Evart high schoolers turn younger kids' drawings into 3D art

Art teacher: 'We gifted them to the students and put them in a gift bag, which was cute'

EVART — Helping students in all grades maintain connections is a big part of early education, and one Evart Public Schools art teacher recently created a project for her high school students to connect with their younger counterparts through unique handmade ceramic pieces. 

Andrea Mason-Schneider, a high school and middle school art teacher at Evart, had a goal of creating a fun activity for her ceramics class that would allow the students to intermingle. 

“Being a mom and working with the school, I was trying to get to do something with my own kid, but also with my students in high school,” Mason said. “I've seen things on Facebook and elsewhere where you can send in your kids drawing, and they turn it into like a stuffed animal or different things like that. I thought, how cool would it be to have the kindergartners draw something and then have the high school students create it in a three-dimensional form out of clay.” 

Schneider worked with elementary teacher Deanna Salisbury to have her students draw creatures or animals for the high school class to work from. 

She said both student groups were able to get creative with the project. 

“My students chose a drawing from each kindergartner and made it turned it into a sculpture,” Schneider said. “Then we gifted them to the students and put them in a gift bag, which was cute.”

The high school art students took the gift bags down to their elementary students, and they were able to spend some time talking about what they had created and connected with the younger children. 

The project has been a culmination of work for Schneider over two semesters. 

“I started this before Christmas, and we had a problem with the firing of some of the projects,” Schneider said. “We had some projects that didn't make it out of the kiln, and so it took two semesters to get every student’s piece completed. I didn't want any kindergartners to be not given one, that would break my heart. It was really difficult to make sure each student had a finished piece.

“We have talked about doing this yearly and making it a thing that we continue,” she added. “I think now that I've kind of got it figured out a little bit better, we could.” 

Moving forward, Schneider hopes to do more projects that allow her to bring more students together both in and out of the classroom.

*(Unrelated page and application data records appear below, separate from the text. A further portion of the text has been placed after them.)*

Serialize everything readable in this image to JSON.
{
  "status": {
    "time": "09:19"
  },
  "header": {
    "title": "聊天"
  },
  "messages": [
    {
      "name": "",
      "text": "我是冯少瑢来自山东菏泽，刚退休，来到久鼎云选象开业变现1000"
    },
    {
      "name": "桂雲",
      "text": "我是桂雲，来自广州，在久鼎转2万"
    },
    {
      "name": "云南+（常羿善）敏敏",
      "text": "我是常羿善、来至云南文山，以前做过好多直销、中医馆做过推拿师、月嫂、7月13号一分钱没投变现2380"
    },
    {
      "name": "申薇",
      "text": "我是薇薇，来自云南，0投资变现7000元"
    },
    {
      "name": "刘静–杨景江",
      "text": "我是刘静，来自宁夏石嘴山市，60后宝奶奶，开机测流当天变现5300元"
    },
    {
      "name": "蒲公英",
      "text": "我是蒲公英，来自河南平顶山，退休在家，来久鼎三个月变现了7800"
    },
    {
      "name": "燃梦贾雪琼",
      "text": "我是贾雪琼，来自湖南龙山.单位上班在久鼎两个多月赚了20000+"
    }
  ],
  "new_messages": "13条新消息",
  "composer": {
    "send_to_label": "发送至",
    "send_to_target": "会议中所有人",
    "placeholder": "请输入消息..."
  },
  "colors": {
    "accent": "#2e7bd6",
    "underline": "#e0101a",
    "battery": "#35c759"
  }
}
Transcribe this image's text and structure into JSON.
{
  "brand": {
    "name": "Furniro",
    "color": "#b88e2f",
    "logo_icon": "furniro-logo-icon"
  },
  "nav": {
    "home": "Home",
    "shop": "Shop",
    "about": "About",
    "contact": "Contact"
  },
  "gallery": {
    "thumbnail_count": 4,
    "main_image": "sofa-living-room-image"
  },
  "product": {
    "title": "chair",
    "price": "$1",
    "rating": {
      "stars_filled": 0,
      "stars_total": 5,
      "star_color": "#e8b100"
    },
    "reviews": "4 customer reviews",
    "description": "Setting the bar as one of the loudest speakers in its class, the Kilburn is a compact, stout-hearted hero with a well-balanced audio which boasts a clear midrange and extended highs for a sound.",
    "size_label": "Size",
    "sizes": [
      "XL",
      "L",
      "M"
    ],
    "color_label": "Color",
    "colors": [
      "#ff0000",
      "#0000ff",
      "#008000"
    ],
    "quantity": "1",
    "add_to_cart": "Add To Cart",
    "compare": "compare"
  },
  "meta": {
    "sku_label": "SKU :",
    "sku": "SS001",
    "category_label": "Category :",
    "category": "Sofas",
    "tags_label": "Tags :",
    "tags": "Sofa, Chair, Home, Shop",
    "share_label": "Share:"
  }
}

“We have elementary, middle, and high school and there is kind of a disconnect between the schools, as far as what they are doing and what we are doing,” Schneider said. “I think building a sense of community is important. Even seeing the high schoolers in the elementary, some of them haven't been there since they were in elementary school."

She explained that the project was beneficial for both groups. 

"With giving something away, there’s something to be said about that," she said. "Some students had a hard time with that they wanted to keep their projects. But at the end of the day, the kids were excited, and you're doing something nice for somebody else. I just think there's a lot of good things that can be learned and to come from that.

“A lot of them have little brothers and sisters, or cousins," she added. "When you get to be a big kid, you forget what it was like to be little. It was a good thing all the way around, and I was pretty proud of them for finishing and going and giving them to those kids. It was a good experience.”